  10. An exciting and eventful Basho. I feel that Tochinoshin may not keep Ozeki very long, since it’s clear he’s re-injured his knee. I like him, and wish him great success, but he may want to give some thought as to how and when to retire. On Trump- I am a US citizen and I will not sit here and mindlessly praise him as others have done (who clearly don’t have to live with his decisions). His presence was a nuisance and distraction from what should be a dignified event. I do give him props for not trying to grandstand, because that’s his usual M.O.

  11. Ryuden was awesome this basho. Aggresive, unrelentless and never giving up his matches. The most classic sumo rikishi without being a one-trick-pony variety (tadpoles), crazy-sumo like Abi or off-beat Asanoyama style sumo (Asa is the best of the young rikishis, but there is something off about his sumo that i cannot pinpoint).Ryuden is kind of a late starter, but seriously commited.
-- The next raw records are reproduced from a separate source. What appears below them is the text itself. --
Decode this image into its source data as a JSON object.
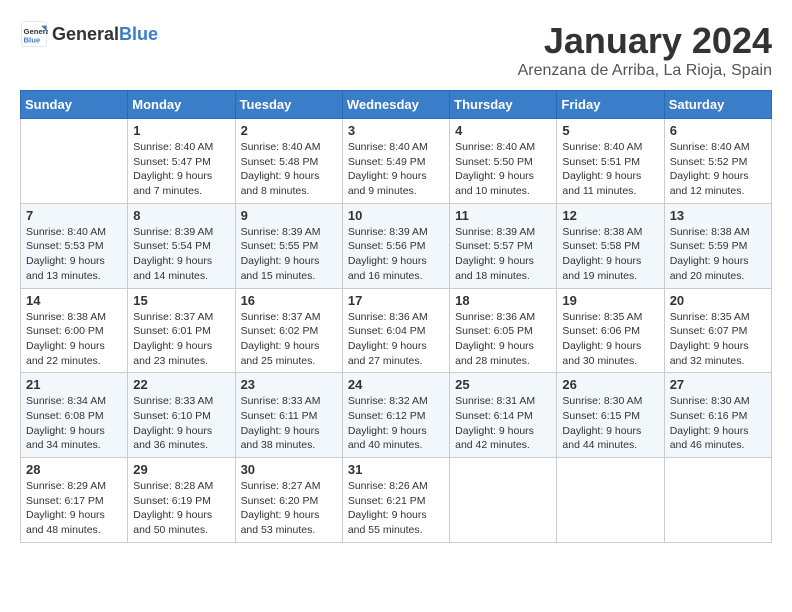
{
  "header": {
    "logo_general": "General",
    "logo_blue": "Blue",
    "title": "January 2024",
    "subtitle": "Arenzana de Arriba, La Rioja, Spain"
  },
  "columns": [
    "Sunday",
    "Monday",
    "Tuesday",
    "Wednesday",
    "Thursday",
    "Friday",
    "Saturday"
  ],
  "weeks": [
    [
      {
        "day": "",
        "info": ""
      },
      {
        "day": "1",
        "info": "Sunrise: 8:40 AM\nSunset: 5:47 PM\nDaylight: 9 hours\nand 7 minutes."
      },
      {
        "day": "2",
        "info": "Sunrise: 8:40 AM\nSunset: 5:48 PM\nDaylight: 9 hours\nand 8 minutes."
      },
      {
        "day": "3",
        "info": "Sunrise: 8:40 AM\nSunset: 5:49 PM\nDaylight: 9 hours\nand 9 minutes."
      },
      {
        "day": "4",
        "info": "Sunrise: 8:40 AM\nSunset: 5:50 PM\nDaylight: 9 hours\nand 10 minutes."
      },
      {
        "day": "5",
        "info": "Sunrise: 8:40 AM\nSunset: 5:51 PM\nDaylight: 9 hours\nand 11 minutes."
      },
      {
        "day": "6",
        "info": "Sunrise: 8:40 AM\nSunset: 5:52 PM\nDaylight: 9 hours\nand 12 minutes."
      }
    ],
    [
      {
        "day": "7",
        "info": "Sunrise: 8:40 AM\nSunset: 5:53 PM\nDaylight: 9 hours\nand 13 minutes."
      },
      {
        "day": "8",
        "info": "Sunrise: 8:39 AM\nSunset: 5:54 PM\nDaylight: 9 hours\nand 14 minutes."
      },
      {
        "day": "9",
        "info": "Sunrise: 8:39 AM\nSunset: 5:55 PM\nDaylight: 9 hours\nand 15 minutes."
      },
      {
        "day": "10",
        "info": "Sunrise: 8:39 AM\nSunset: 5:56 PM\nDaylight: 9 hours\nand 16 minutes."
      },
      {
        "day": "11",
        "info": "Sunrise: 8:39 AM\nSunset: 5:57 PM\nDaylight: 9 hours\nand 18 minutes."
      },
      {
        "day": "12",
        "info": "Sunrise: 8:38 AM\nSunset: 5:58 PM\nDaylight: 9 hours\nand 19 minutes."
      },
      {
        "day": "13",
        "info": "Sunrise: 8:38 AM\nSunset: 5:59 PM\nDaylight: 9 hours\nand 20 minutes."
      }
    ],
    [
      {
        "day": "14",
        "info": "Sunrise: 8:38 AM\nSunset: 6:00 PM\nDaylight: 9 hours\nand 22 minutes."
      },
      {
        "day": "15",
        "info": "Sunrise: 8:37 AM\nSunset: 6:01 PM\nDaylight: 9 hours\nand 23 minutes."
      },
      {
        "day": "16",
        "info": "Sunrise: 8:37 AM\nSunset: 6:02 PM\nDaylight: 9 hours\nand 25 minutes."
      },
      {
        "day": "17",
        "info": "Sunrise: 8:36 AM\nSunset: 6:04 PM\nDaylight: 9 hours\nand 27 minutes."
      },
      {
        "day": "18",
        "info": "Sunrise: 8:36 AM\nSunset: 6:05 PM\nDaylight: 9 hours\nand 28 minutes."
      },
      {
        "day": "19",
        "info": "Sunrise: 8:35 AM\nSunset: 6:06 PM\nDaylight: 9 hours\nand 30 minutes."
      },
      {
        "day": "20",
        "info": "Sunrise: 8:35 AM\nSunset: 6:07 PM\nDaylight: 9 hours\nand 32 minutes."
      }
    ],
    [
      {
        "day": "21",
        "info": "Sunrise: 8:34 AM\nSunset: 6:08 PM\nDaylight: 9 hours\nand 34 minutes."
      },
      {
        "day": "22",
        "info": "Sunrise: 8:33 AM\nSunset: 6:10 PM\nDaylight: 9 hours\nand 36 minutes."
      },
      {
        "day": "23",
        "info": "Sunrise: 8:33 AM\nSunset: 6:11 PM\nDaylight: 9 hours\nand 38 minutes."
      },
      {
        "day": "24",
        "info": "Sunrise: 8:32 AM\nSunset: 6:12 PM\nDaylight: 9 hours\nand 40 minutes."
      },
      {
        "day": "25",
        "info": "Sunrise: 8:31 AM\nSunset: 6:14 PM\nDaylight: 9 hours\nand 42 minutes."
      },
      {
        "day": "26",
        "info": "Sunrise: 8:30 AM\nSunset: 6:15 PM\nDaylight: 9 hours\nand 44 minutes."
      },
      {
        "day": "27",
        "info": "Sunrise: 8:30 AM\nSunset: 6:16 PM\nDaylight: 9 hours\nand 46 minutes."
      }
    ],
    [
      {
        "day": "28",
        "info": "Sunrise: 8:29 AM\nSunset: 6:17 PM\nDaylight: 9 hours\nand 48 minutes."
      },
      {
        "day": "29",
        "info": "Sunrise: 8:28 AM\nSunset: 6:19 PM\nDaylight: 9 hours\nand 50 minutes."
      },
      {
        "day": "30",
        "info": "Sunrise: 8:27 AM\nSunset: 6:20 PM\nDaylight: 9 hours\nand 53 minutes."
      },
      {
        "day": "31",
        "info": "Sunrise: 8:26 AM\nSunset: 6:21 PM\nDaylight: 9 hours\nand 55 minutes."
      },
      {
        "day": "",
        "info": ""
      },
      {
        "day": "",
        "info": ""
      },
      {
        "day": "",
        "info": ""
      }
    ]
  ]
}
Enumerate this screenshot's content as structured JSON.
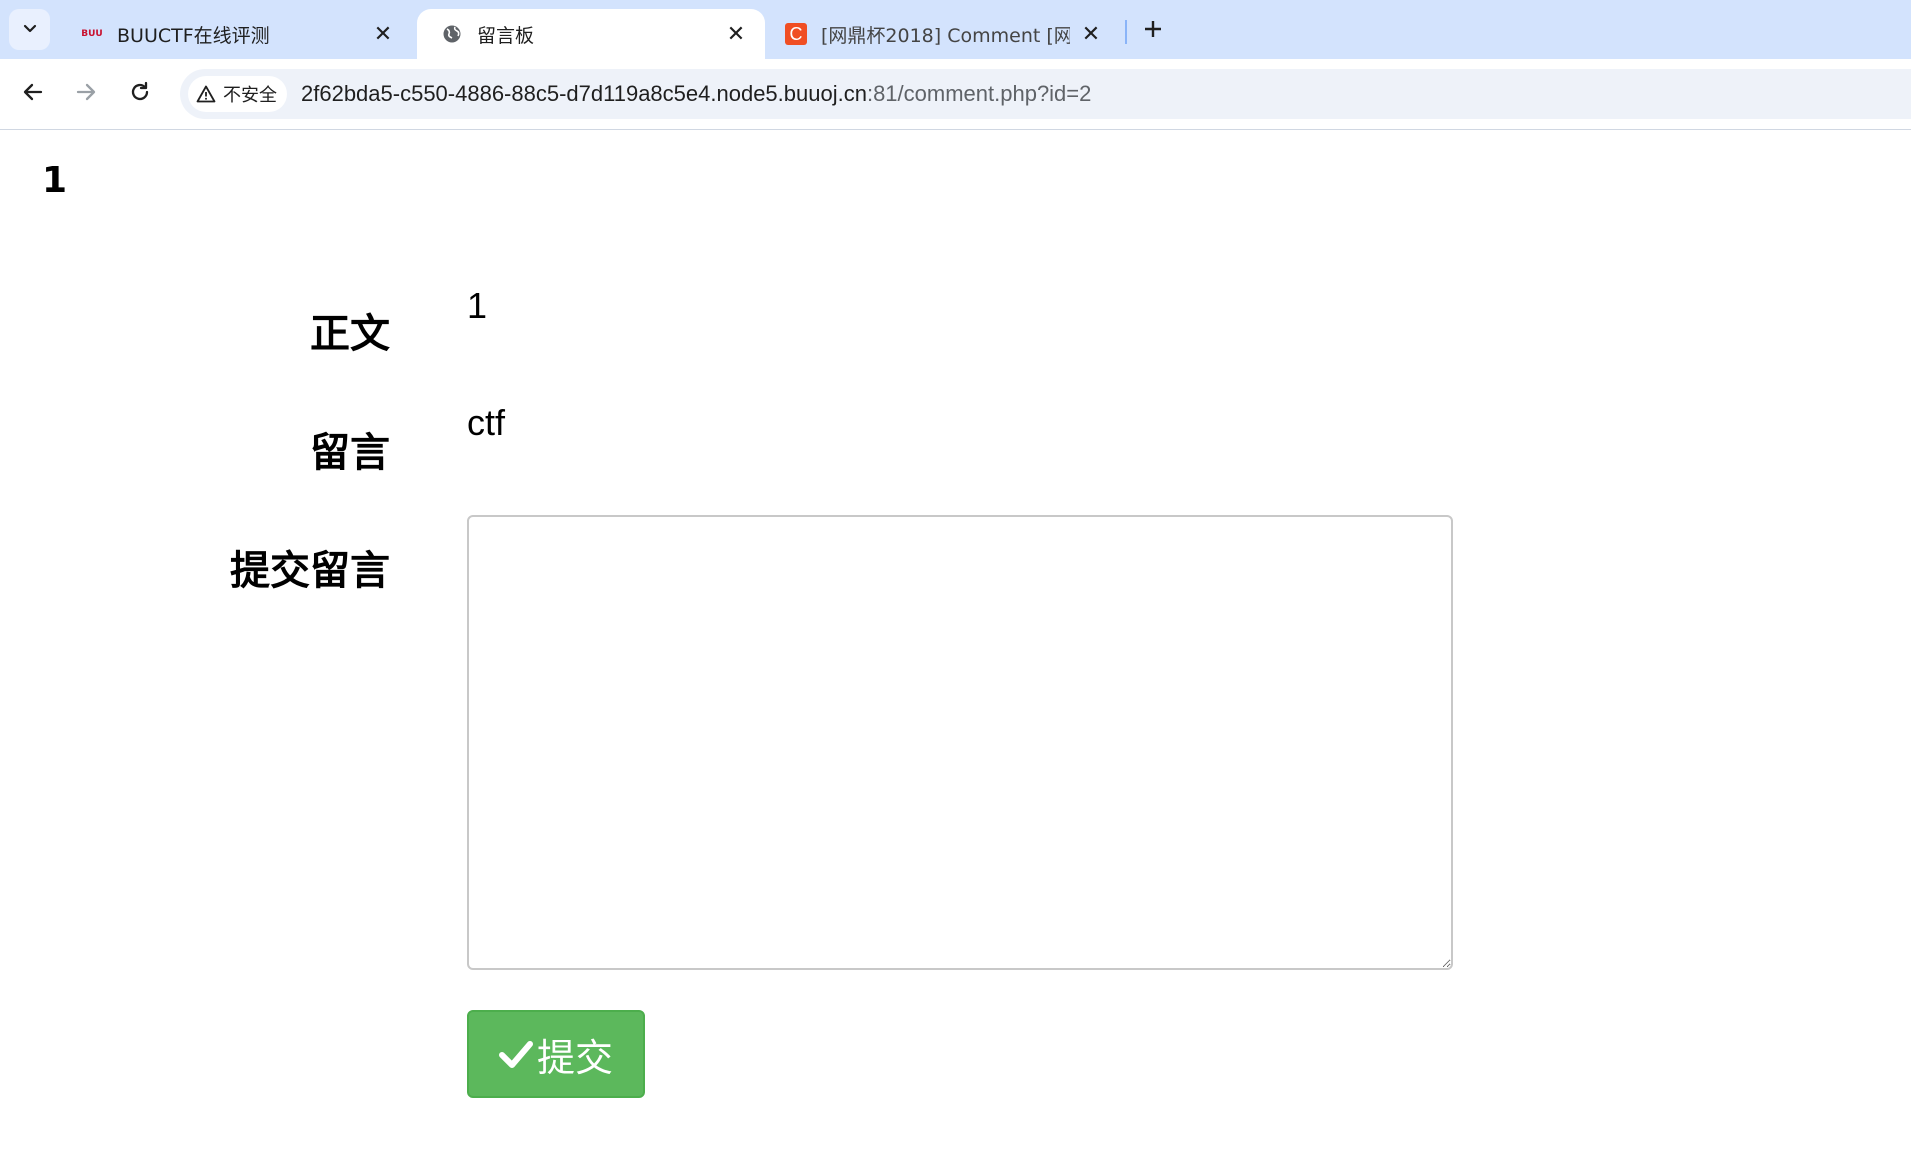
{
  "browser": {
    "tabs": [
      {
        "title": "BUUCTF在线评测",
        "icon": "buuctf-favicon-icon",
        "active": false
      },
      {
        "title": "留言板",
        "icon": "globe-icon",
        "active": true
      },
      {
        "title": "[网鼎杯2018] Comment [网鼎",
        "icon": "c-favicon-icon",
        "active": false
      }
    ],
    "security_label": "不安全",
    "url_host": "2f62bda5-c550-4886-88c5-d7d119a8c5e4.node5.buuoj.cn",
    "url_rest": ":81/comment.php?id=2",
    "favicon_c_letter": "C",
    "favicon_buu_text": "BUU"
  },
  "page": {
    "heading": "1",
    "rows": [
      {
        "label": "正文",
        "value": "1"
      },
      {
        "label": "留言",
        "value": "ctf"
      }
    ],
    "comment_label": "提交留言",
    "comment_value": "",
    "submit_label": "提交"
  },
  "colors": {
    "tabstrip": "#d3e3fd",
    "submit": "#5cb85c",
    "c_favicon": "#f04e23"
  }
}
    • Heartily agree. He first caught my eye 3 or 4 bashos ago. There is a sort of integrity about his sumo that i prefer over some of the flashier and more popular newcomers.

  12. Aside from the Eagle on top, which I thought was perfectly tastefully sized, I thought the President’s cup looked like it was trying to continue in the aesthetic vein of the previous cups.

    My sister and I got a kick out of Asanoyama speeding to help PM Abe with his cup. The look on his face was great 😛 As for Pres. Trump, you could tell the man was jet lagged, but my sister and I are polar opposites politically and neither of us had any problem with the presentation. Did I understand correctly that this will be one of the regular prize cups now?

    I really hope Enho stays in the top division, but at the same point in time, I’m worried that everyone will have him all figured out by July.


This site uses Akismet to reduce spam. Learn how your comment data is processed.